Lotteries are a form of gambling in which numbers are drawn for prizes. They can be addictive and can cause a severe decline in the quality of life for people who win them.
Learn about combinatorial math and probability theory to make informed choices when playing the lottery. Avoid superstitions and irrational gambling behaviors.
Although the casting of lots has a long history, the modern lottery is relatively new. Until the 1970s, state lotteries were little more than traditional raffles. Revenues quickly expanded, but after a while, they plateaued. The introduction of new games, such as keno and video poker, increased revenues.
State governments embraced the lottery as a way to raise money without increasing taxes. This was a time of anti-tax sentiment. But critics charged that the lottery fueled gambling addictions and undermined basic civic and moral ideals by championing a route to wealth that did not require merit or hard work. The same moral sensibilities that led to the prohibition of alcohol and gambling eventually turned against lotteries as well. But they have remained popular in some states.
Many different types of lottery games are played around the world. Some are more complex than others, but they all have one thing in common: the chance to win big. The prize can be a fixed amount of money or goods. Alternatively, the winner can receive a percentage of total receipts.
Regardless of the type of lottery, designers have to take into account that players will not select all combinations with equal probability. This skewing of choice leads to more rollovers than would be the case if all selections were randomly chosen. In order to increase sales, it is therefore in the lottery designer’s interest to limit rollovers.
Traditional lotteries have been tested and operated over long stretches of time, making them low-risk choices for individual lottery commissions. However, exotic lotteries may not have been tested as thoroughly, and there is always the possibility that advantage play will yield a previously unknown opportunity.

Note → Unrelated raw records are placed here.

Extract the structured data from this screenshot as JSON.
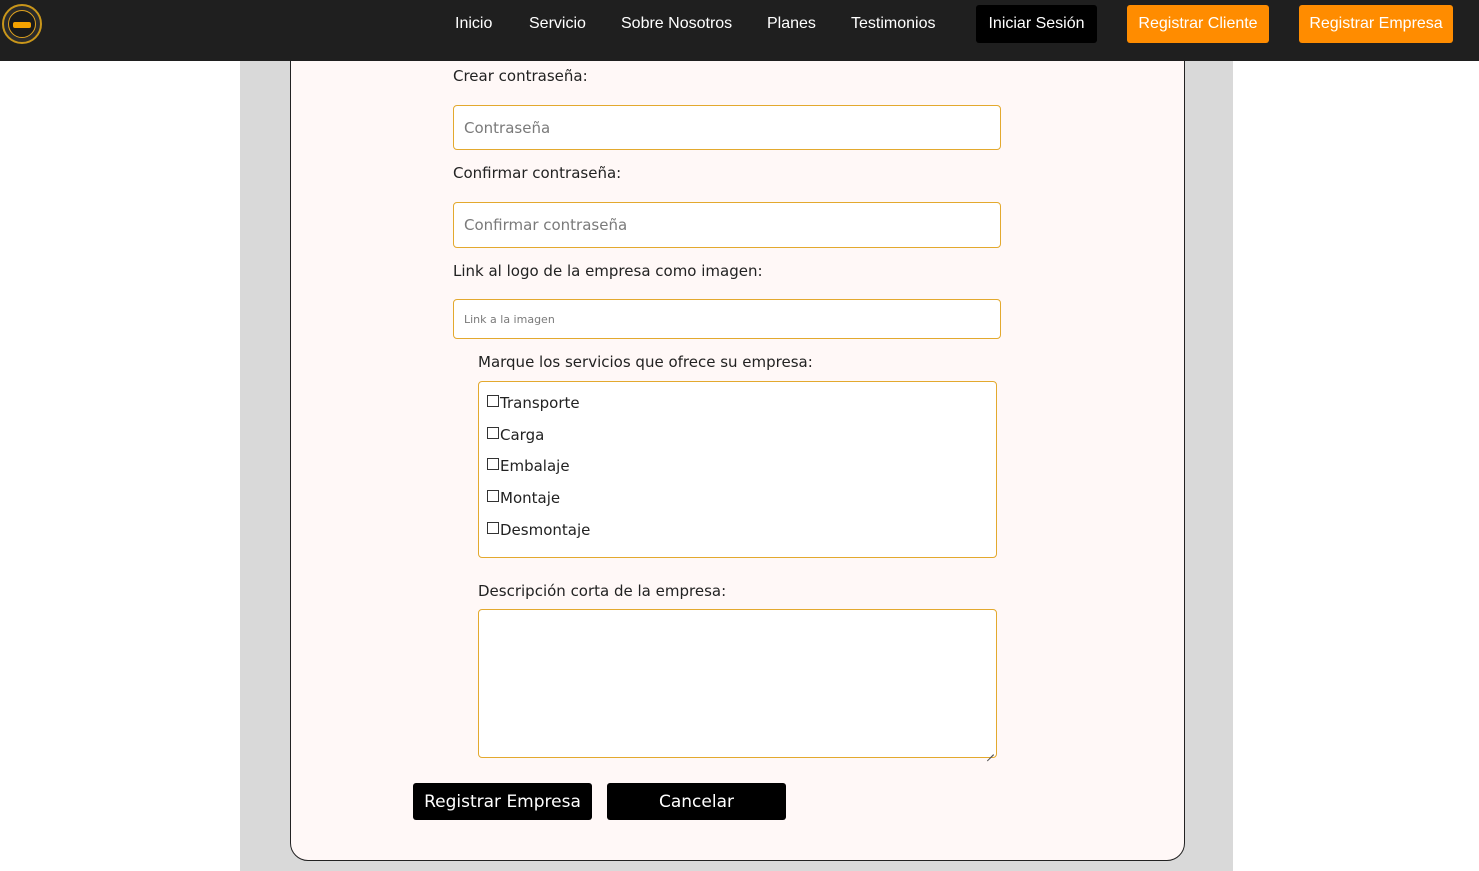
{
  "nav": {
    "logo_icon": "company-logo",
    "links": [
      "Inicio",
      "Servicio",
      "Sobre Nosotros",
      "Planes",
      "Testimonios"
    ],
    "login_label": "Iniciar Sesión",
    "register_client_label": "Registrar Cliente",
    "register_company_label": "Registrar Empresa",
    "accent_color": "#ff8c00"
  },
  "form": {
    "password_label": "Crear contraseña:",
    "password_placeholder": "Contraseña",
    "confirm_label": "Confirmar contraseña:",
    "confirm_placeholder": "Confirmar contraseña",
    "logo_link_label": "Link al logo de la empresa como imagen:",
    "logo_link_placeholder": "Link a la imagen",
    "services_label": "Marque los servicios que ofrece su empresa:",
    "services": [
      "Transporte",
      "Carga",
      "Embalaje",
      "Montaje",
      "Desmontaje"
    ],
    "description_label": "Descripción corta de la empresa:",
    "submit_label": "Registrar Empresa",
    "cancel_label": "Cancelar",
    "input_border_color": "#e3a92e"
  }
}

In the financial lottery, participants buy tickets and win prizes if their numbers match those randomly selected by machines. The prizes may include anything from subsidized housing units to kindergarten placements. The prizes are based on the approximate retail value of the items, and the winners are required to pay taxes on their winnings.
Some winners hire attorneys to set up blind trusts so that they can claim their prizes anonymously and avoid jealousy and scams from others. This also helps them avoid legal fees and save on income tax.
If you win a prize worth more than $2,500, you must file a claim form, and you must present a valid government ID and a signed lottery ticket. If you file a prize by mail, make copies of your ticket to keep as evidence of your claim.
Like finding money in your jacket or a pair of pants, winning the lottery can feel fantastic. It can help you pay a bill or go on a shopping spree. However, there is one important difference: Lottery winnings are taxable.
The federal government taxes prizes, awards, sweepstakes and lottery winnings as ordinary income. This includes state and local taxes, which vary widely.
In addition to these taxes, winners have to decide whether they want to take a lump sum or annuity. Each option has its own financial implications, and it may be worth consulting a tax attorney or CPA before making a decision. Other options, such as donating to charity, can also reduce your tax liability. This is especially true if you choose a lump-sum payout.
As lottery revenues have stalled, officials have sought to increase them by introducing new games and increasing advertising. This has prompted criticism that the state is promoting gambling at cross-purposes with its mission to protect the public.
Lottery critics argue that despite their benevolent purposes, lottery advertising focuses on attracting poor and minority groups, which can be harmful to society. They also claim that lotteries promote addictive gambling behavior and have a regressive impact on low-income communities.
Lottery tickets are articles of commerce, and Congress has power to regulate interstate commerce. However, it cannot prohibit the carrying of these articles from one State to another unless it is acting in exercise of its police powers. In doing so, it would be violating the Constitution.